* Records for the exercise *
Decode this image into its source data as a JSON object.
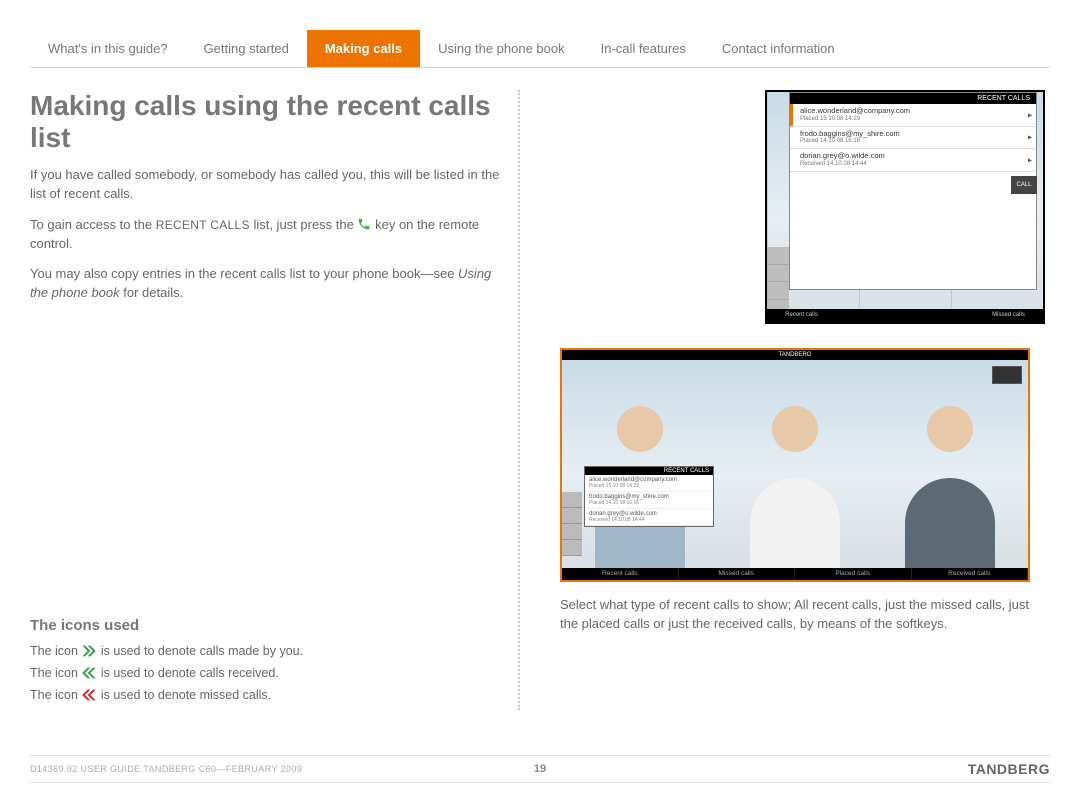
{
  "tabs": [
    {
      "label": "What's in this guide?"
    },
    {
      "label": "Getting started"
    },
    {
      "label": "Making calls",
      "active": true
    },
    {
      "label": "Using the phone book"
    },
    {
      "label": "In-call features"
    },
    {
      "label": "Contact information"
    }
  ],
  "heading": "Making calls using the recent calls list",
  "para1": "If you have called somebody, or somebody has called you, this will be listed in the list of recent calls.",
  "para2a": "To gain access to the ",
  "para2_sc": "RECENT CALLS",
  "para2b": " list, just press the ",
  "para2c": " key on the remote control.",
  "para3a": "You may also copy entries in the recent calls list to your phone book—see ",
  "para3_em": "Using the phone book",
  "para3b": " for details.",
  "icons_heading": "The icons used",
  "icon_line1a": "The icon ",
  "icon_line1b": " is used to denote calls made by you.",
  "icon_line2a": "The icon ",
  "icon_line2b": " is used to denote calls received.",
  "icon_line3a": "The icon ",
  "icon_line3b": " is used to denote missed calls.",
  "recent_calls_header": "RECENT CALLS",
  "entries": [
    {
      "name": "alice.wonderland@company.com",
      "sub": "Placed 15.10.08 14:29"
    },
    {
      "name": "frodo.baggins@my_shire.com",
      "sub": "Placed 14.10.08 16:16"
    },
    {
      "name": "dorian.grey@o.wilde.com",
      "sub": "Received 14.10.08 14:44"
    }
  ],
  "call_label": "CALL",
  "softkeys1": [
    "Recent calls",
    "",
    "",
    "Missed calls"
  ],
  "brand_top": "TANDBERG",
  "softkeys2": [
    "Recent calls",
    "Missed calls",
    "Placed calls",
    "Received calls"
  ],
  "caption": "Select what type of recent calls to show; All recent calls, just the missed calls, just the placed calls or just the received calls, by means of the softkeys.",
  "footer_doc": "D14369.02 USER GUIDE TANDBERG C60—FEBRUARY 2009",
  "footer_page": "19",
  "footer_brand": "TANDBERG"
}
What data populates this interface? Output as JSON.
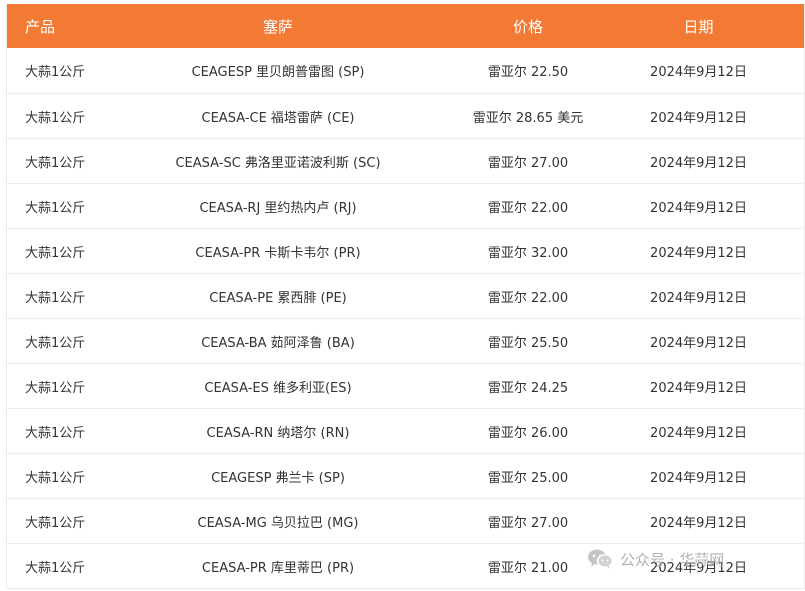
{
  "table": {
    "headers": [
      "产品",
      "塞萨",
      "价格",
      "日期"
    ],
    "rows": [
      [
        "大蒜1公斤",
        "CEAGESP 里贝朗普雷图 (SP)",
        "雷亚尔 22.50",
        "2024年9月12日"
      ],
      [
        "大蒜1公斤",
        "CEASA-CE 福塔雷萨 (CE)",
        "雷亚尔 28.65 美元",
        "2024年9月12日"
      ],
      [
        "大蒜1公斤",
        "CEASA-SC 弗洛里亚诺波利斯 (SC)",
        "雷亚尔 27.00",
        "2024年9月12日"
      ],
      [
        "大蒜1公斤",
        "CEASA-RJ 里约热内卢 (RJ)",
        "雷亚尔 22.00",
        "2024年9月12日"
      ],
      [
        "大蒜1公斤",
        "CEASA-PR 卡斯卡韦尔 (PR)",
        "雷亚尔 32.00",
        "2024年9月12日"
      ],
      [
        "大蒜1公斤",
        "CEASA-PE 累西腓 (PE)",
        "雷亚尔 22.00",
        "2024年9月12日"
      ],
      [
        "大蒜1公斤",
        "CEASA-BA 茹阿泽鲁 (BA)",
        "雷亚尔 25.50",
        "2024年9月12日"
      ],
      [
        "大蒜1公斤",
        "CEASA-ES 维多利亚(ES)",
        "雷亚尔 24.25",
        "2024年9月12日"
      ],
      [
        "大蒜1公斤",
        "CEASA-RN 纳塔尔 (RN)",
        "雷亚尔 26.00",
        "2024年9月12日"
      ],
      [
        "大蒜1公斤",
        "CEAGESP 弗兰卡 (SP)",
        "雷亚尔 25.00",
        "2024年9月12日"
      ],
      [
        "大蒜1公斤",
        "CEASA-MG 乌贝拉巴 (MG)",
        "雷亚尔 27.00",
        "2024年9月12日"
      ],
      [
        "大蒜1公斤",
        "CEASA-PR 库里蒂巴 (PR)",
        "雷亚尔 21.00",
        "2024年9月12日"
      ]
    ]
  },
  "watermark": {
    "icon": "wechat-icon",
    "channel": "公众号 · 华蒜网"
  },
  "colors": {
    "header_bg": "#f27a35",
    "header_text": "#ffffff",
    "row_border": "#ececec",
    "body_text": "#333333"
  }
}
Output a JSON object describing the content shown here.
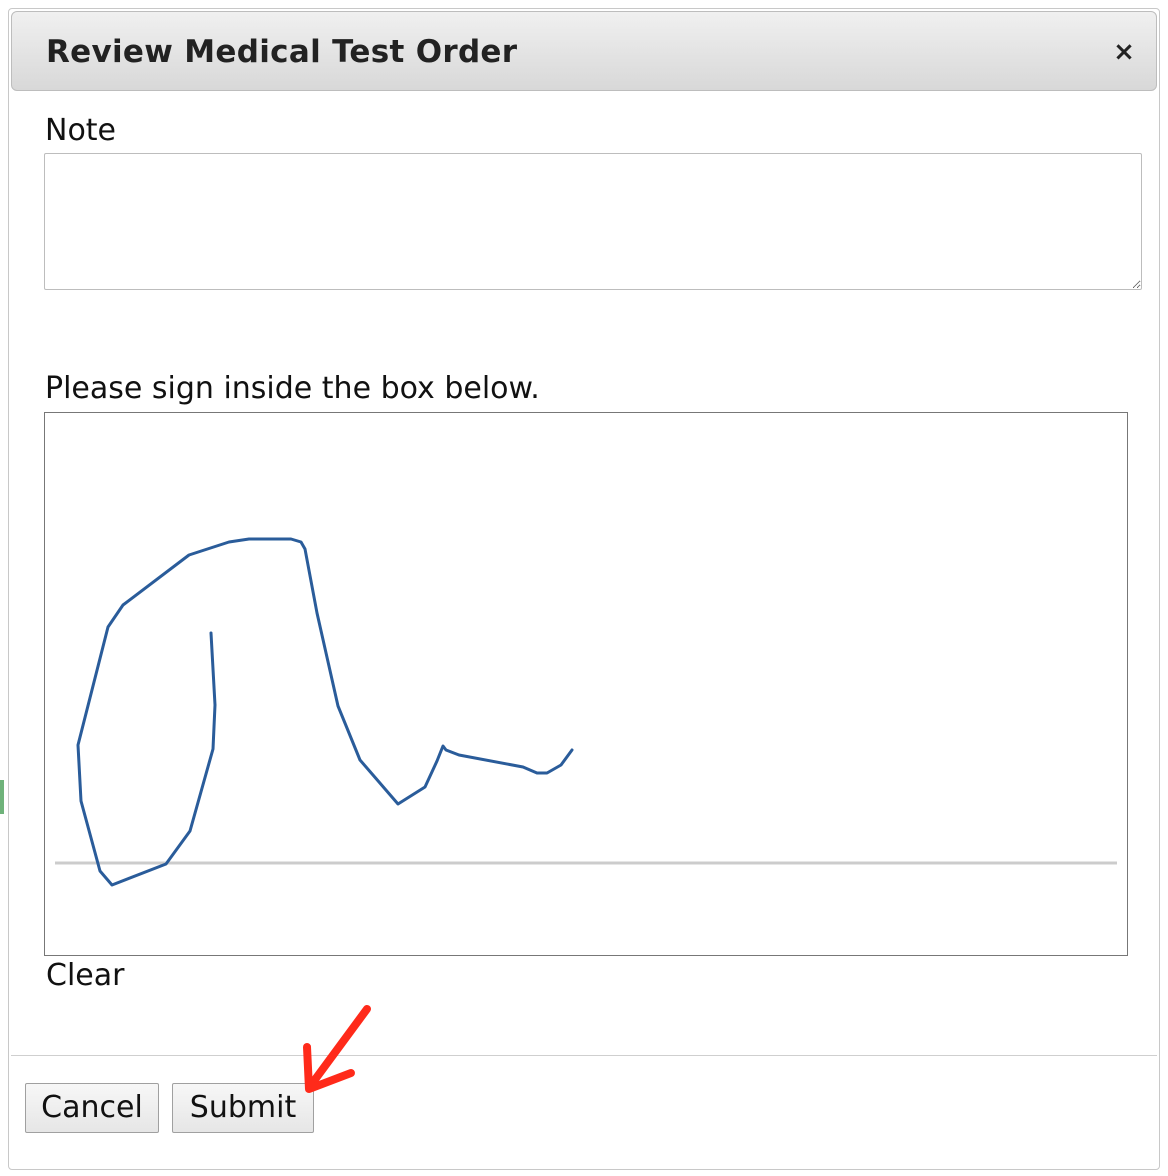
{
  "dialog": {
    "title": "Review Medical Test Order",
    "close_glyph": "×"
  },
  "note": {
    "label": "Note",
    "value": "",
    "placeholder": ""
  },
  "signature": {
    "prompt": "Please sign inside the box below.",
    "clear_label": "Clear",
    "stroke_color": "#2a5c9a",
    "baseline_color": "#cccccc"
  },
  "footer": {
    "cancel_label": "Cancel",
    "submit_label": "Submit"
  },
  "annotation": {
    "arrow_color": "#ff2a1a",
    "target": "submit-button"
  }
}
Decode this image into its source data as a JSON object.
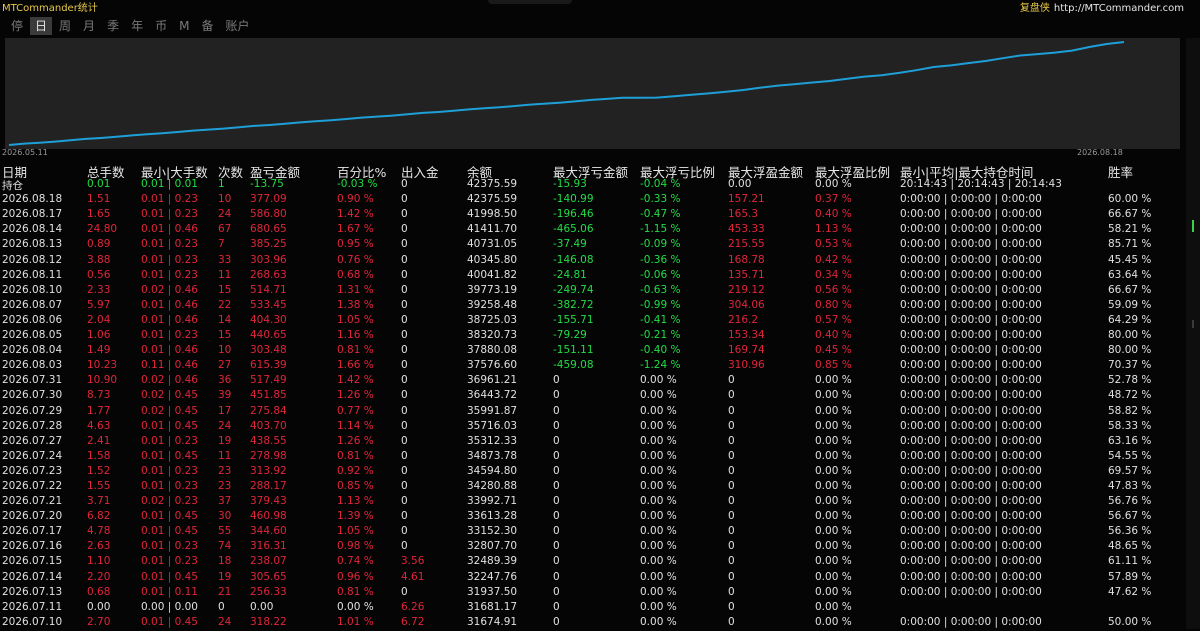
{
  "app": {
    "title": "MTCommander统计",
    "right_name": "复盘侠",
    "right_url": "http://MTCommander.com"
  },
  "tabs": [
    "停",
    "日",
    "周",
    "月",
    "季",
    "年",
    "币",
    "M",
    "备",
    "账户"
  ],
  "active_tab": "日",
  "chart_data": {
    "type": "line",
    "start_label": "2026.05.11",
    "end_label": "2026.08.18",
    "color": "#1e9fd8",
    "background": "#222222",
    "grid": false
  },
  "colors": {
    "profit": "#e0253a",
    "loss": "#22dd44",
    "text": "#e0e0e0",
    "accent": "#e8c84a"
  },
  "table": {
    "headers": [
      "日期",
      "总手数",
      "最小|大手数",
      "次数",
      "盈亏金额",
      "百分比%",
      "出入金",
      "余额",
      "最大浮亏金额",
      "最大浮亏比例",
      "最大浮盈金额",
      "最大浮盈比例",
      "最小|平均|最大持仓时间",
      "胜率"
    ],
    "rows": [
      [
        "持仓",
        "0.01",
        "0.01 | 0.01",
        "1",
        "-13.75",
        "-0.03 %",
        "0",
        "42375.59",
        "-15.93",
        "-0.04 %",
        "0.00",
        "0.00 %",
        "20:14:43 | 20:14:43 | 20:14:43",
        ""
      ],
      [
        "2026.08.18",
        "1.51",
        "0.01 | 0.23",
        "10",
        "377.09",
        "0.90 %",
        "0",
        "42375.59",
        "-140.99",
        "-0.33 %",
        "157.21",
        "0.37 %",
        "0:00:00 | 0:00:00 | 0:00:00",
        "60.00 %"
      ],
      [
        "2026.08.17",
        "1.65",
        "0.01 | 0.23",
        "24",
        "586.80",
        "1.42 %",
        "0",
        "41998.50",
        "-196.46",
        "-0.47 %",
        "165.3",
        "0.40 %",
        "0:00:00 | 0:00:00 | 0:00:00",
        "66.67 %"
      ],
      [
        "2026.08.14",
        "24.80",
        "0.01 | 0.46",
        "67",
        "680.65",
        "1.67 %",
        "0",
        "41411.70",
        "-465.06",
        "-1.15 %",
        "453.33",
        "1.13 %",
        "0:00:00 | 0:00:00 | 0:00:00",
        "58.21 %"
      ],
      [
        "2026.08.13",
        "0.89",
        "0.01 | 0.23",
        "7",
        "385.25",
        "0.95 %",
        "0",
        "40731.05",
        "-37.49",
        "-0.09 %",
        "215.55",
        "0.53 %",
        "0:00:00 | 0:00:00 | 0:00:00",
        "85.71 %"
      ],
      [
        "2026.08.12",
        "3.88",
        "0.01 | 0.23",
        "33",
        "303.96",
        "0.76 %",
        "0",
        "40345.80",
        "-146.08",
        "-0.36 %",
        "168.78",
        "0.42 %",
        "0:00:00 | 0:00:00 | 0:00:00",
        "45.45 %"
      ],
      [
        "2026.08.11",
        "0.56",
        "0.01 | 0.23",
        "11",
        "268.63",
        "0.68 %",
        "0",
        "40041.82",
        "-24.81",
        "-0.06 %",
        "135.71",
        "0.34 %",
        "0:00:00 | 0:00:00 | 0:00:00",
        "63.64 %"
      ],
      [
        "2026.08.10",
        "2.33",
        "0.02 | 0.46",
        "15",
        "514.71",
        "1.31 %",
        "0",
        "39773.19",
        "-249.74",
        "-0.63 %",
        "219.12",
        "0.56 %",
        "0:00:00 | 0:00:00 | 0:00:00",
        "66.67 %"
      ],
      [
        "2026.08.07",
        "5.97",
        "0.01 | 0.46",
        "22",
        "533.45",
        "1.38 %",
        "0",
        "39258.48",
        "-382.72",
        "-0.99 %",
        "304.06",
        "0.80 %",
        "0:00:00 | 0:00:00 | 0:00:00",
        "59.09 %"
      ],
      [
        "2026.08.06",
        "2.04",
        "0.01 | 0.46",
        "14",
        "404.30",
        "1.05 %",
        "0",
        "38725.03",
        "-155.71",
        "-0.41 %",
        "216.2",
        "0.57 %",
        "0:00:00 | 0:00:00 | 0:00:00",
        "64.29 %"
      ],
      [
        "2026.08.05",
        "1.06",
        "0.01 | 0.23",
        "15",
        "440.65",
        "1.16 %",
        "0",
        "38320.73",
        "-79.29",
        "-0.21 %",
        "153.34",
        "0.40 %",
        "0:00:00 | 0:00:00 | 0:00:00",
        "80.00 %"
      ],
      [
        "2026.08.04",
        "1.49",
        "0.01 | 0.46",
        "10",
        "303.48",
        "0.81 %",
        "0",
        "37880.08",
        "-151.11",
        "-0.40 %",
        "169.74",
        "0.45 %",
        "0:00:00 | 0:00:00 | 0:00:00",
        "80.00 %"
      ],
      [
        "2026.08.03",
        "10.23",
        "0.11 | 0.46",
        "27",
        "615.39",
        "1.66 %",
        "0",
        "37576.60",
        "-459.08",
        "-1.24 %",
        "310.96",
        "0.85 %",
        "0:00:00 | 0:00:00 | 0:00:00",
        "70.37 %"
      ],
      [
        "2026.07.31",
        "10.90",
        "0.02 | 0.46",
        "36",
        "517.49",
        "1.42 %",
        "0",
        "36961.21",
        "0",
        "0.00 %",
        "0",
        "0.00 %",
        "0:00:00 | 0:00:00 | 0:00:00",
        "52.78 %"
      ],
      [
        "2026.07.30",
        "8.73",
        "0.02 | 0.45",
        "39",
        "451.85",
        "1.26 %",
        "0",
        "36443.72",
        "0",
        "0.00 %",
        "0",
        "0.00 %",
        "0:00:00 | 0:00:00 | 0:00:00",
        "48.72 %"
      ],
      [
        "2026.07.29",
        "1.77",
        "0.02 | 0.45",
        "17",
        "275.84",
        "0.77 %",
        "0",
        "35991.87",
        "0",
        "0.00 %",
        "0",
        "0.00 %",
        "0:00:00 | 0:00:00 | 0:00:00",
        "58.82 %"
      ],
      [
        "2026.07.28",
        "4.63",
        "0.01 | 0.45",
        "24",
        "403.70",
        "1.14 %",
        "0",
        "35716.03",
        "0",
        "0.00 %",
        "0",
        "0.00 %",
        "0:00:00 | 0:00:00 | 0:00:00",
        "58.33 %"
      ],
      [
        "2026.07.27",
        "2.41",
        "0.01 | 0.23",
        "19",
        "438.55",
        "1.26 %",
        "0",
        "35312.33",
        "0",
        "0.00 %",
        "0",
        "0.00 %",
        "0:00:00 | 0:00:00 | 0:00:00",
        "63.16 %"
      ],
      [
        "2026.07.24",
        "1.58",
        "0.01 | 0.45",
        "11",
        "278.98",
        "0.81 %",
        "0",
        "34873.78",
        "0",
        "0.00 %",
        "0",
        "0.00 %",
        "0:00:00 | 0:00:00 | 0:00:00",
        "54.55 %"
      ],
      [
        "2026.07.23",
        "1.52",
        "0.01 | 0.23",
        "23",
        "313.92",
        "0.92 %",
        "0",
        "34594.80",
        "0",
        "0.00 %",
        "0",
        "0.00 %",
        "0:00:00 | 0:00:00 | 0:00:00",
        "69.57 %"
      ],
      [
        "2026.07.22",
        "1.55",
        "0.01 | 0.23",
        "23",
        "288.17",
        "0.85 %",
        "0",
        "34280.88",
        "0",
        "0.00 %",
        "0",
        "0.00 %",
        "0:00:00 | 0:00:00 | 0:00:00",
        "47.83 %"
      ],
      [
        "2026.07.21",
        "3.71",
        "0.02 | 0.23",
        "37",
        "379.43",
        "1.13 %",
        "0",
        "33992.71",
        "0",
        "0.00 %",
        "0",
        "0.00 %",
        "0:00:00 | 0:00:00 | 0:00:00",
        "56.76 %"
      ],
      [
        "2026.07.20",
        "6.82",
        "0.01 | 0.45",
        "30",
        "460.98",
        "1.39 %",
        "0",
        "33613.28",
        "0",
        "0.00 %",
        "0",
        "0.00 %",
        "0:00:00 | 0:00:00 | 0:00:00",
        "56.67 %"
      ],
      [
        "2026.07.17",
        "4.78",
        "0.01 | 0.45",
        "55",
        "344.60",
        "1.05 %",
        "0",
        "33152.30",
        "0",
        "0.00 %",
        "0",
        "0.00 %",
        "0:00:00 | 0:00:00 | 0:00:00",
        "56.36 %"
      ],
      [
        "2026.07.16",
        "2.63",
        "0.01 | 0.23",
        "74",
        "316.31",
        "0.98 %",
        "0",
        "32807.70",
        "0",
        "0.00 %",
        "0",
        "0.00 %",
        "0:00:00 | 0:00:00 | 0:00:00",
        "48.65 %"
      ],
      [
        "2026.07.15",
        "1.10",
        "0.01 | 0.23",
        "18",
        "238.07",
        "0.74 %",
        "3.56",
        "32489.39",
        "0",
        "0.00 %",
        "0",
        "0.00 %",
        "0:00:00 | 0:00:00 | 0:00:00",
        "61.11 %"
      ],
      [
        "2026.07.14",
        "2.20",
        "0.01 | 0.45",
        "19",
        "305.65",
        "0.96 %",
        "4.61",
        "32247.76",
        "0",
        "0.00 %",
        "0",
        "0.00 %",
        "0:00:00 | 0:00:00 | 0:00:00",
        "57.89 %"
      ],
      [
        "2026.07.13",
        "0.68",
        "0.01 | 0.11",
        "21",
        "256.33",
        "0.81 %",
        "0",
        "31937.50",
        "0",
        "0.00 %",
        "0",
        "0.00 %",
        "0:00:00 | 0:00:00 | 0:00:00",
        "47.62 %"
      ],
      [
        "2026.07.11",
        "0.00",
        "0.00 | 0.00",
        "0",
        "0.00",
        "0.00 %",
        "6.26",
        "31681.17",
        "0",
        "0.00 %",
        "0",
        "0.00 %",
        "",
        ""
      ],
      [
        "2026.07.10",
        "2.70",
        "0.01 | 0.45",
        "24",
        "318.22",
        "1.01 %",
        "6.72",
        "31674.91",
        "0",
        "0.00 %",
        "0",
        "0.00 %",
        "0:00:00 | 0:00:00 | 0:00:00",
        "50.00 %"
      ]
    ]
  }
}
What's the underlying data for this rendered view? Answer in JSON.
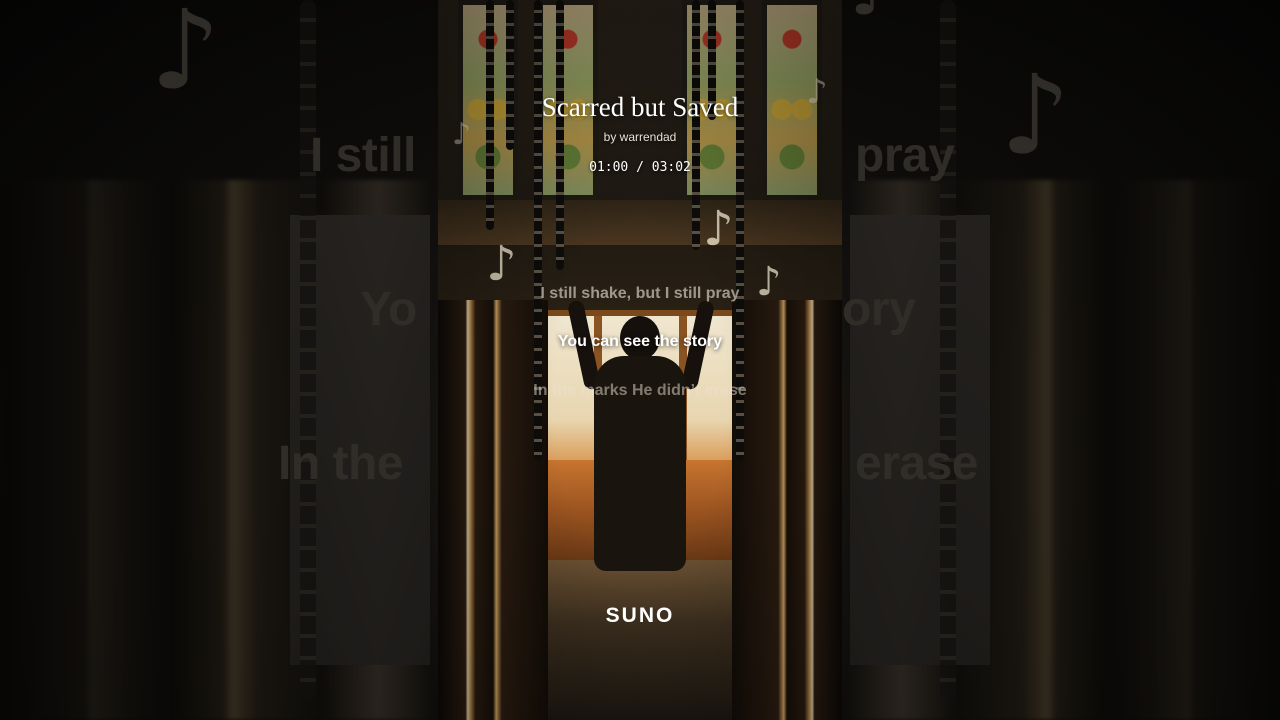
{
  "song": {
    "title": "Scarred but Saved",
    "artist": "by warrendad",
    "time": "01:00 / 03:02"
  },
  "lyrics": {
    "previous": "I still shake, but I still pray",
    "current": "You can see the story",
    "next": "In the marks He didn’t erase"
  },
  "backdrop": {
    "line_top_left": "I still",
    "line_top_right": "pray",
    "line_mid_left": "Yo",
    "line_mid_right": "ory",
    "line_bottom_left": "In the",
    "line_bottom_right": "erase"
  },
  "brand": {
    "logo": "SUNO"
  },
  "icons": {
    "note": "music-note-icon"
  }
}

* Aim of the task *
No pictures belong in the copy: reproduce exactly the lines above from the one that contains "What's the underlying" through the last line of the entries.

* Exercise output *
What's the underlying data for this rendered view? Answer in JSON.
{
  "song": {
    "title": "Scarred but Saved",
    "artist": "by warrendad",
    "time": "01:00 / 03:02"
  },
  "lyrics": {
    "previous": "I still shake, but I still pray",
    "current": "You can see the story",
    "next": "In the marks He didn’t erase"
  },
  "backdrop": {
    "line_top_left": "I still",
    "line_top_right": "pray",
    "line_mid_left": "Yo",
    "line_mid_right": "ory",
    "line_bottom_left": "In the",
    "line_bottom_right": "erase"
  },
  "brand": {
    "logo": "SUNO"
  },
  "icons": {
    "note": "music-note-icon"
  }
}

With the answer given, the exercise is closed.